## MATERIAL SHOWN:
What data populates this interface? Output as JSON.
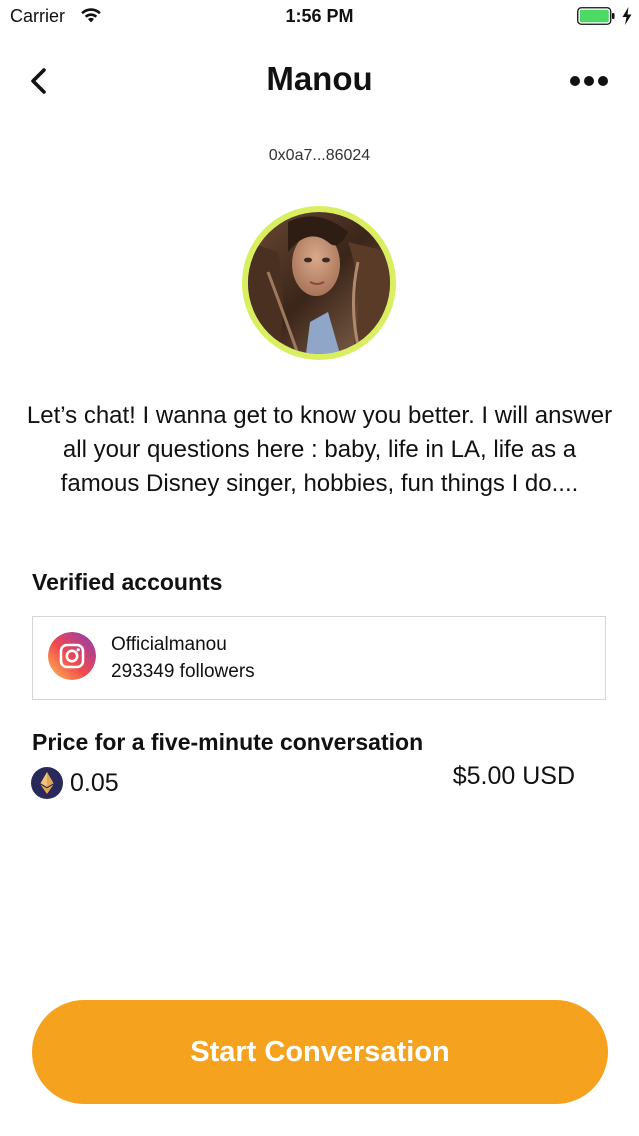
{
  "status_bar": {
    "carrier": "Carrier",
    "time": "1:56 PM",
    "battery_color": "#4cd964"
  },
  "header": {
    "title": "Manou",
    "back_icon": "chevron-left-icon",
    "more_icon": "more-horizontal-icon"
  },
  "profile": {
    "wallet_address": "0x0a7...86024",
    "avatar_ring_color": "#d9ef5f",
    "bio": "Let’s chat! I wanna get to know you better. I will answer all your questions here : baby, life in LA, life as a famous Disney singer, hobbies, fun things I do...."
  },
  "verified": {
    "section_title": "Verified accounts",
    "accounts": [
      {
        "platform_icon": "instagram-icon",
        "handle": "Officialmanou",
        "followers": "293349 followers"
      }
    ]
  },
  "price": {
    "section_title": "Price for a five-minute conversation",
    "currency_icon": "ethereum-icon",
    "eth_amount": "0.05",
    "usd_amount": "$5.00 USD"
  },
  "cta": {
    "label": "Start Conversation",
    "color": "#f5a21f"
  }
}
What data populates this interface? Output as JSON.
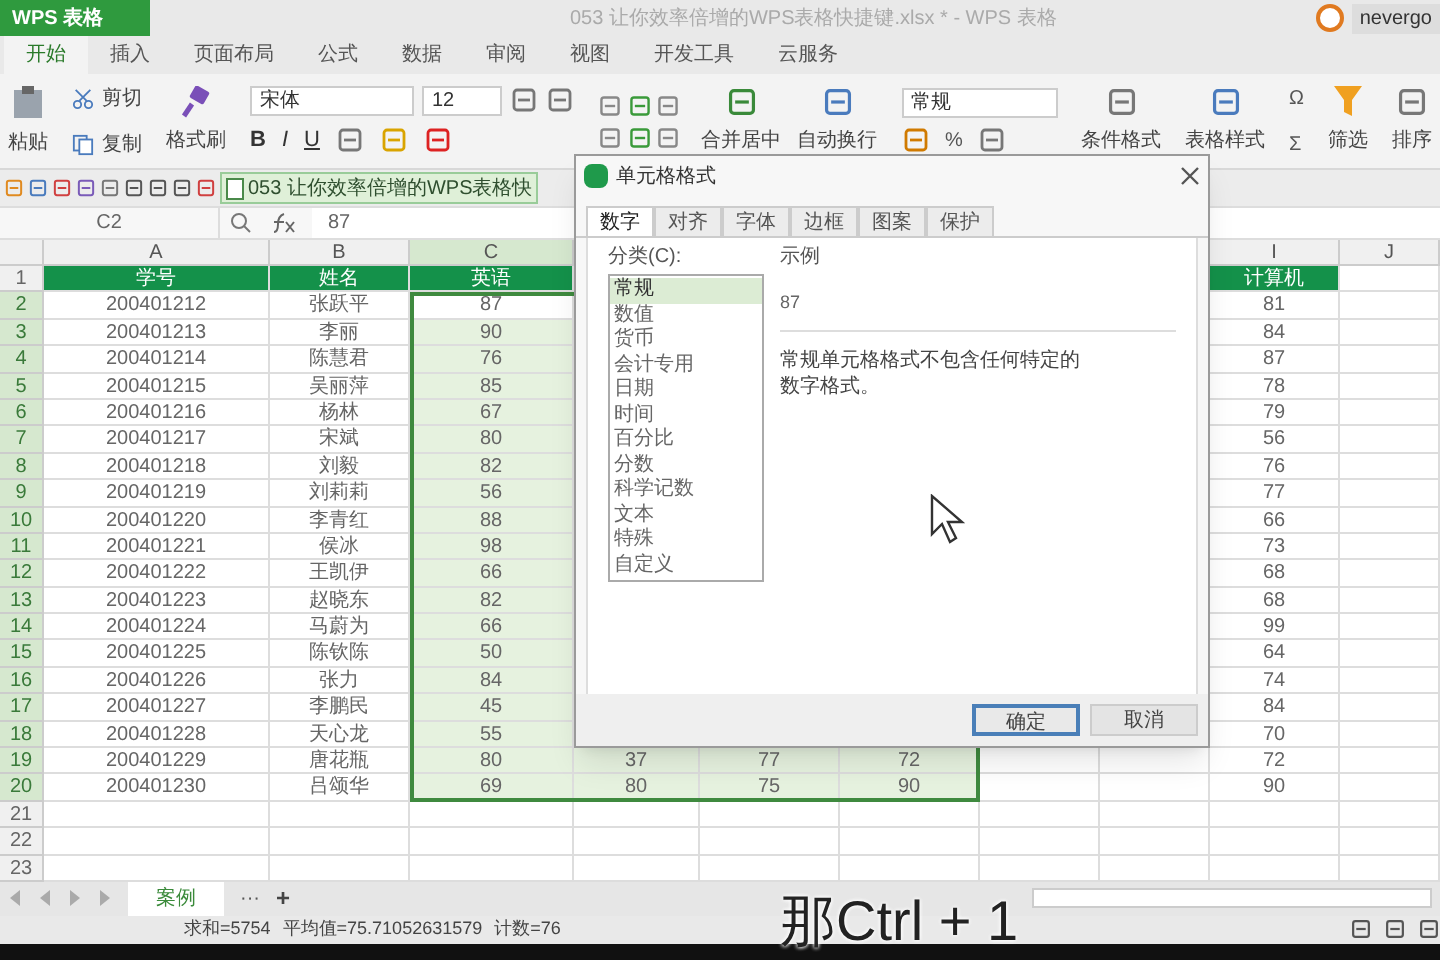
{
  "app": {
    "menu_button": "WPS 表格",
    "title": "053 让你效率倍增的WPS表格快捷键.xlsx * - WPS 表格",
    "user": "nevergo"
  },
  "tabs": [
    {
      "label": "开始",
      "selected": true
    },
    {
      "label": "插入",
      "selected": false
    },
    {
      "label": "页面布局",
      "selected": false
    },
    {
      "label": "公式",
      "selected": false
    },
    {
      "label": "数据",
      "selected": false
    },
    {
      "label": "审阅",
      "selected": false
    },
    {
      "label": "视图",
      "selected": false
    },
    {
      "label": "开发工具",
      "selected": false
    },
    {
      "label": "云服务",
      "selected": false
    }
  ],
  "ribbon": {
    "paste": "粘贴",
    "cut": "剪切",
    "copy": "复制",
    "format_painter": "格式刷",
    "font_name": "宋体",
    "font_size": "12",
    "bold": "B",
    "italic": "I",
    "underline": "U",
    "merge": "合并居中",
    "wrap": "自动换行",
    "number_format": "常规",
    "percent": "%",
    "conditional_format": "条件格式",
    "table_style": "表格样式",
    "symbol": "Ω",
    "sum": "Σ",
    "filter": "筛选",
    "sort": "排序"
  },
  "document_tab": "053 让你效率倍增的WPS表格快",
  "formula_bar": {
    "name_box": "C2",
    "value": "87"
  },
  "sheet": {
    "columns": [
      {
        "letter": "A",
        "selected": false
      },
      {
        "letter": "B",
        "selected": false
      },
      {
        "letter": "C",
        "selected": true
      },
      {
        "selected": true
      },
      {
        "selected": true
      },
      {
        "selected": true
      },
      {
        "selected": false
      },
      {
        "selected": false
      },
      {
        "letter": "I",
        "selected": false
      },
      {
        "letter": "J",
        "selected": false
      }
    ],
    "rows": [
      {
        "number": "1",
        "kind": "header",
        "selected": false,
        "cells": [
          "学号",
          "姓名",
          "英语",
          null,
          null,
          null,
          null,
          null,
          "计算机",
          null
        ]
      },
      {
        "number": "2",
        "kind": "data",
        "selected": true,
        "active": true,
        "cells": [
          "200401212",
          "张跃平",
          "87",
          null,
          null,
          null,
          null,
          null,
          "81",
          null
        ]
      },
      {
        "number": "3",
        "kind": "data",
        "selected": true,
        "cells": [
          "200401213",
          "李丽",
          "90",
          null,
          null,
          null,
          null,
          null,
          "84",
          null
        ]
      },
      {
        "number": "4",
        "kind": "data",
        "selected": true,
        "cells": [
          "200401214",
          "陈慧君",
          "76",
          null,
          null,
          null,
          null,
          null,
          "87",
          null
        ]
      },
      {
        "number": "5",
        "kind": "data",
        "selected": true,
        "cells": [
          "200401215",
          "吴丽萍",
          "85",
          null,
          null,
          null,
          null,
          null,
          "78",
          null
        ]
      },
      {
        "number": "6",
        "kind": "data",
        "selected": true,
        "cells": [
          "200401216",
          "杨林",
          "67",
          null,
          null,
          null,
          null,
          null,
          "79",
          null
        ]
      },
      {
        "number": "7",
        "kind": "data",
        "selected": true,
        "cells": [
          "200401217",
          "宋斌",
          "80",
          null,
          null,
          null,
          null,
          null,
          "56",
          null
        ]
      },
      {
        "number": "8",
        "kind": "data",
        "selected": true,
        "cells": [
          "200401218",
          "刘毅",
          "82",
          null,
          null,
          null,
          null,
          null,
          "76",
          null
        ]
      },
      {
        "number": "9",
        "kind": "data",
        "selected": true,
        "cells": [
          "200401219",
          "刘莉莉",
          "56",
          null,
          null,
          null,
          null,
          null,
          "77",
          null
        ]
      },
      {
        "number": "10",
        "kind": "data",
        "selected": true,
        "cells": [
          "200401220",
          "李青红",
          "88",
          null,
          null,
          null,
          null,
          null,
          "66",
          null
        ]
      },
      {
        "number": "11",
        "kind": "data",
        "selected": true,
        "cells": [
          "200401221",
          "侯冰",
          "98",
          null,
          null,
          null,
          null,
          null,
          "73",
          null
        ]
      },
      {
        "number": "12",
        "kind": "data",
        "selected": true,
        "cells": [
          "200401222",
          "王凯伊",
          "66",
          null,
          null,
          null,
          null,
          null,
          "68",
          null
        ]
      },
      {
        "number": "13",
        "kind": "data",
        "selected": true,
        "cells": [
          "200401223",
          "赵晓东",
          "82",
          null,
          null,
          null,
          null,
          null,
          "68",
          null
        ]
      },
      {
        "number": "14",
        "kind": "data",
        "selected": true,
        "cells": [
          "200401224",
          "马蔚为",
          "66",
          null,
          null,
          null,
          null,
          null,
          "99",
          null
        ]
      },
      {
        "number": "15",
        "kind": "data",
        "selected": true,
        "cells": [
          "200401225",
          "陈钦陈",
          "50",
          null,
          null,
          null,
          null,
          null,
          "64",
          null
        ]
      },
      {
        "number": "16",
        "kind": "data",
        "selected": true,
        "cells": [
          "200401226",
          "张力",
          "84",
          null,
          null,
          null,
          null,
          null,
          "74",
          null
        ]
      },
      {
        "number": "17",
        "kind": "data",
        "selected": true,
        "cells": [
          "200401227",
          "李鹏民",
          "45",
          null,
          null,
          null,
          null,
          null,
          "84",
          null
        ]
      },
      {
        "number": "18",
        "kind": "data",
        "selected": true,
        "cells": [
          "200401228",
          "天心龙",
          "55",
          null,
          null,
          null,
          null,
          null,
          "70",
          null
        ]
      },
      {
        "number": "19",
        "kind": "data",
        "selected": true,
        "cells": [
          "200401229",
          "唐花瓶",
          "80",
          "37",
          "77",
          "72",
          null,
          null,
          "72",
          null
        ]
      },
      {
        "number": "20",
        "kind": "data",
        "selected": true,
        "cells": [
          "200401230",
          "吕颂华",
          "69",
          "80",
          "75",
          "90",
          null,
          null,
          "90",
          null
        ]
      },
      {
        "number": "21",
        "kind": "data",
        "selected": false,
        "cells": [
          null,
          null,
          null,
          null,
          null,
          null,
          null,
          null,
          null,
          null
        ]
      },
      {
        "number": "22",
        "kind": "data",
        "selected": false,
        "cells": [
          null,
          null,
          null,
          null,
          null,
          null,
          null,
          null,
          null,
          null
        ]
      },
      {
        "number": "23",
        "kind": "data",
        "selected": false,
        "cells": [
          null,
          null,
          null,
          null,
          null,
          null,
          null,
          null,
          null,
          null
        ]
      }
    ]
  },
  "dialog": {
    "title": "单元格格式",
    "tabs": [
      {
        "label": "数字",
        "selected": true
      },
      {
        "label": "对齐",
        "selected": false
      },
      {
        "label": "字体",
        "selected": false
      },
      {
        "label": "边框",
        "selected": false
      },
      {
        "label": "图案",
        "selected": false
      },
      {
        "label": "保护",
        "selected": false
      }
    ],
    "category_label": "分类(C):",
    "categories": [
      {
        "label": "常规",
        "selected": true
      },
      {
        "label": "数值",
        "selected": false
      },
      {
        "label": "货币",
        "selected": false
      },
      {
        "label": "会计专用",
        "selected": false
      },
      {
        "label": "日期",
        "selected": false
      },
      {
        "label": "时间",
        "selected": false
      },
      {
        "label": "百分比",
        "selected": false
      },
      {
        "label": "分数",
        "selected": false
      },
      {
        "label": "科学记数",
        "selected": false
      },
      {
        "label": "文本",
        "selected": false
      },
      {
        "label": "特殊",
        "selected": false
      },
      {
        "label": "自定义",
        "selected": false
      }
    ],
    "sample_label": "示例",
    "sample_value": "87",
    "description": "常规单元格格式不包含任何特定的数字格式。",
    "buttons": [
      {
        "label": "确定",
        "kind": "primary"
      },
      {
        "label": "取消",
        "kind": "secondary"
      }
    ]
  },
  "sheet_tabs": [
    {
      "label": "案例",
      "selected": true
    }
  ],
  "sheet_tab_more": "···",
  "sheet_tab_add": "+",
  "status": [
    "求和=5754",
    "平均值=75.71052631579",
    "计数=76"
  ],
  "caption": "那Ctrl + 1"
}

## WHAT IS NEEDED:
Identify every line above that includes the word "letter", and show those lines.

## RESPONSE BOX:
        "letter": "A",
        "letter": "B",
        "letter": "C",
        "letter": "I",
        "letter": "J",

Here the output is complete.